Painting with a Twist is also leveraging information that it collects internally to better understand its customers. “We are fortunate in that we are a data rich company,” says Leveille. Customers typically plan and reserve an event online, which allows the company to track the online presence and capture the zip code or home address tied to that reservation. “That gives us a ton of information to understand market penetration and what our reach is,” he says.
Technology is helping replace old school practices for creating boundaries for protected trade areas. Traditionally, companies would simply draw a 3- or 5-mile radius around a particular location. “The problem is that people don’t shop and travel and spend their money in radiuses,” says Leveille. “Time is the most precious asset and people make decisions on where they’re going to shop and where they’re going to spend money based on how long the experience is going to take.”

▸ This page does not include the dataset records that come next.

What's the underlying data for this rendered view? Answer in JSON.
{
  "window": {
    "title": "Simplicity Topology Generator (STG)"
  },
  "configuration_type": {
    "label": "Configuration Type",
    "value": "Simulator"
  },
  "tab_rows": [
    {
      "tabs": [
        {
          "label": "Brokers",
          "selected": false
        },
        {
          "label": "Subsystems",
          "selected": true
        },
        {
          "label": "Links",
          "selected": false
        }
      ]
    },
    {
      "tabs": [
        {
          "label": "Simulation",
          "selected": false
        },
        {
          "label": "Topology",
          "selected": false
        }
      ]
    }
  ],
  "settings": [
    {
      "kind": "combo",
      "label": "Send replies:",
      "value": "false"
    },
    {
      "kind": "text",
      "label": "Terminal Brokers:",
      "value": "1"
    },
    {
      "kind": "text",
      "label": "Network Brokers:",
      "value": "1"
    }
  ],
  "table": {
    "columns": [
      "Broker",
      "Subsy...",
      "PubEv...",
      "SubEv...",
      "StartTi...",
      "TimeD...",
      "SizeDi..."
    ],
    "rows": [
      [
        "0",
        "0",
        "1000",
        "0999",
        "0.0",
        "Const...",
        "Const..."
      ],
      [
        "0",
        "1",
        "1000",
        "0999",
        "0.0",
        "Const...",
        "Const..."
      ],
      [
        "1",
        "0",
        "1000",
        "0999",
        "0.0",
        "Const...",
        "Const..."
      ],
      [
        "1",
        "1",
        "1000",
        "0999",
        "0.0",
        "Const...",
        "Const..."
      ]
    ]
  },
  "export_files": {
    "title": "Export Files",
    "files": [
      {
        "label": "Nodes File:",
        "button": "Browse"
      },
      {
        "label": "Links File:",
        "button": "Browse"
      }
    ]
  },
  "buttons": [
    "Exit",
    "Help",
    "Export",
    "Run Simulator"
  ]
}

For example, people are not going to drive 30 minutes for a burger they can eat in 5 minutes. However, they might drive 30 minutes for a nice restaurant where they might spend two to three hours dining, adds Leveille.

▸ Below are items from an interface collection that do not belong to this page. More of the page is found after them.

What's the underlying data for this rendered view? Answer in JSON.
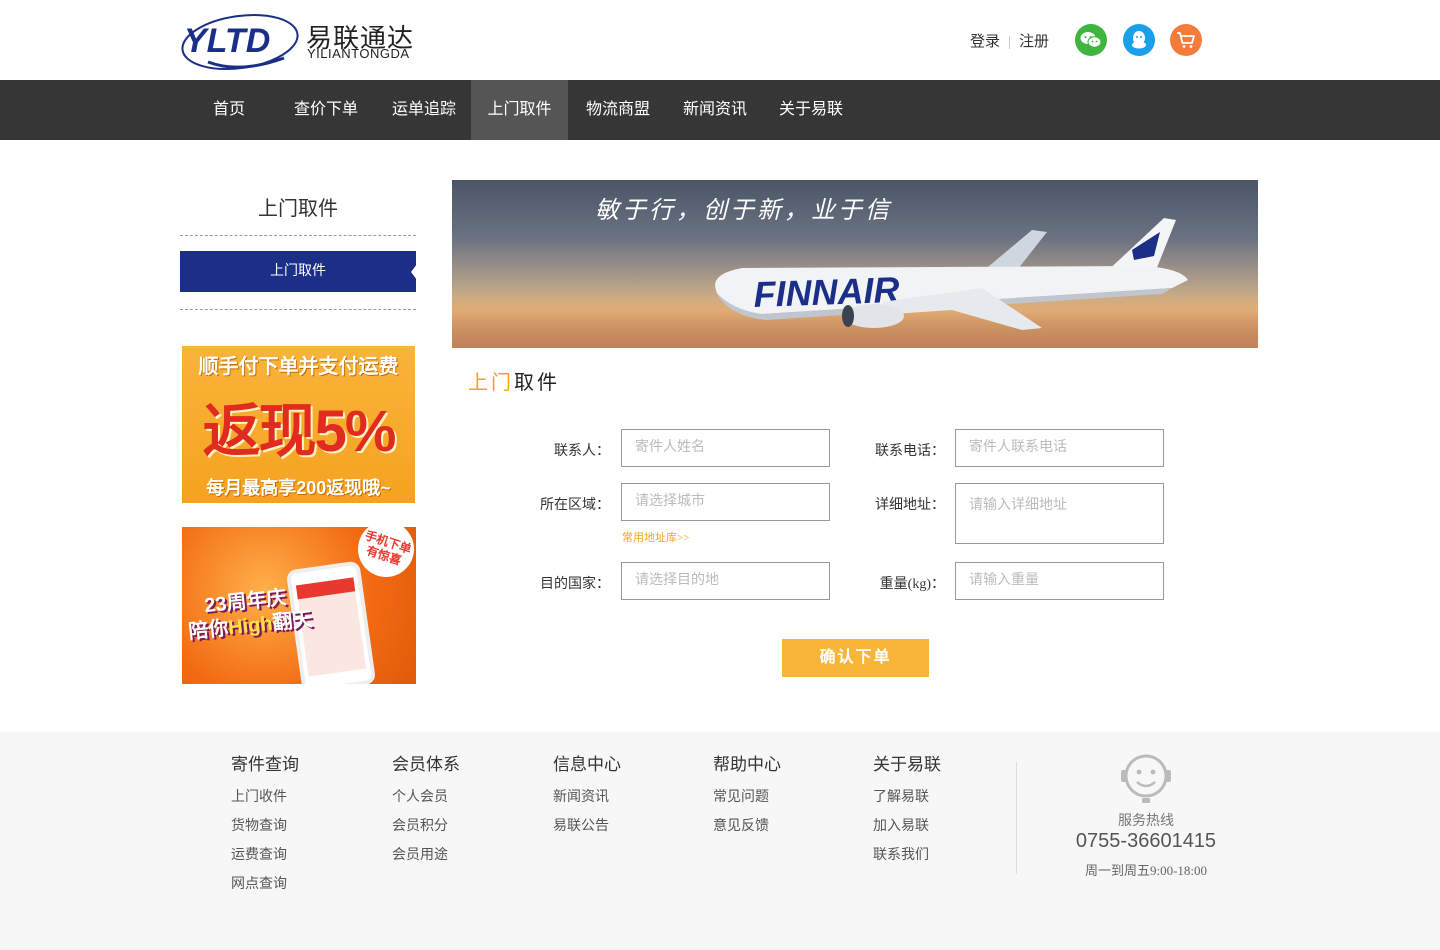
{
  "header": {
    "logo_cn": "易联通达",
    "logo_en": "YILIANTONGDA",
    "logo_mark": "YLTD",
    "login": "登录",
    "register": "注册",
    "icons": [
      "wechat-icon",
      "qq-icon",
      "cart-icon"
    ]
  },
  "nav": {
    "items": [
      {
        "label": "首页"
      },
      {
        "label": "查价下单"
      },
      {
        "label": "运单追踪"
      },
      {
        "label": "上门取件"
      },
      {
        "label": "物流商盟"
      },
      {
        "label": "新闻资讯"
      },
      {
        "label": "关于易联"
      }
    ],
    "active": "上门取件"
  },
  "sidebar": {
    "title": "上门取件",
    "active_item": "上门取件",
    "promo1": {
      "top": "顺手付下单并支付运费",
      "mid": "返现5%",
      "bottom": "每月最高享200返现哦~"
    },
    "promo2": {
      "badge": "手机下单有惊喜",
      "line1": "23周年庆",
      "line2_a": "陪你",
      "line2_b": "High",
      "line2_c": "翻天"
    }
  },
  "banner": {
    "slogan": "敏于行，创于新，业于信",
    "airline": "FINNAIR"
  },
  "section": {
    "title_a": "上门",
    "title_b": "取件"
  },
  "form": {
    "contact_label": "联系人：",
    "contact_placeholder": "寄件人姓名",
    "phone_label": "联系电话：",
    "phone_placeholder": "寄件人联系电话",
    "area_label": "所在区域：",
    "area_placeholder": "请选择城市",
    "address_label": "详细地址：",
    "address_placeholder": "请输入详细地址",
    "address_book": "常用地址库>>",
    "country_label": "目的国家：",
    "country_placeholder": "请选择目的地",
    "weight_label": "重量(kg)：",
    "weight_placeholder": "请输入重量",
    "submit": "确认下单"
  },
  "footer": {
    "columns": [
      {
        "heading": "寄件查询",
        "links": [
          "上门收件",
          "货物查询",
          "运费查询",
          "网点查询"
        ]
      },
      {
        "heading": "会员体系",
        "links": [
          "个人会员",
          "会员积分",
          "会员用途"
        ]
      },
      {
        "heading": "信息中心",
        "links": [
          "新闻资讯",
          "易联公告"
        ]
      },
      {
        "heading": "帮助中心",
        "links": [
          "常见问题",
          "意见反馈"
        ]
      },
      {
        "heading": "关于易联",
        "links": [
          "了解易联",
          "加入易联",
          "联系我们"
        ]
      }
    ],
    "hotline_label": "服务热线",
    "hotline_number": "0755-36601415",
    "hotline_hours": "周一到周五9:00-18:00"
  }
}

Local knowledge is still important
These days, there are plenty of mapping and data tools that brands can utilize to get a “virtual drive-thru” of a trade area or territory without ever visiting the location. “Technology adds another layer of information that is really powerful,” says Susan Valverde, chief franchise operations officer at Sylvan Learning. Those tools provide objective analysis to assist existing and prospective franchisees. It also helps to refine location choices, which is critical as those decisions are typically for long-term sites. Input from franchisees who live and work in those markets is also valuable, adds Valverde.
At Sylvan Learning, local franchisee owners do help to drive location decisions within their territories. The software might show a great location with the right population density and demographic factors. However, there also is certain market knowledge that needs to be applied, notes Valverde. For example, understanding local traffic patterns might reveal information that doesn’t show up on any software, such as that a location on the north side of a certain highway is going to be a better draw than a location south of the highway, she adds.
Technology can efficiently and effectively enhance location analysis and strategy, but there is a strong case for applying a combination of both art and science, agrees Smith. Technology is useful to efficiently analyze and visualize large amounts of data. However, operations and consumer experience at each individual location can have as great an impact on location performance as proximity. If consumers consistently have a bad experience at a certain location, they will go to a new location if they get the value and experience they expect, he adds.
Sport Clips, with more than 1,800 units in the U.S. and Canada, uses a combination of analytic tools and “boots on the ground” broker input as the foundation to drive its growth strategy. “This market optimization process allows us to determine key trade areas that have the appropriate retail synergy to drive clients, overlaid with where our core clients work and live,” says Smith. Ultimately, that allows Sport Clips to determine the number of stores in a market, as well as the number of franchisees needed to appropriately build the market.
In addition, Sport Clips has about 70 company-owned stores in various markets that it uses to test ideas—including location decisions—prior to rolling them out to the franchise system.
A few years ago, Sport Clips opened a company-owned store in close proximity to another company unit. “Based on the data we felt the market would support both stores, but we wanted to test our data and logic on our own stores,” says Smith. The test was successful and both stores continue to do well. “We use this example and supporting data to alleviate concerns that franchisees rightfully have when proximity may be a concern,” he adds.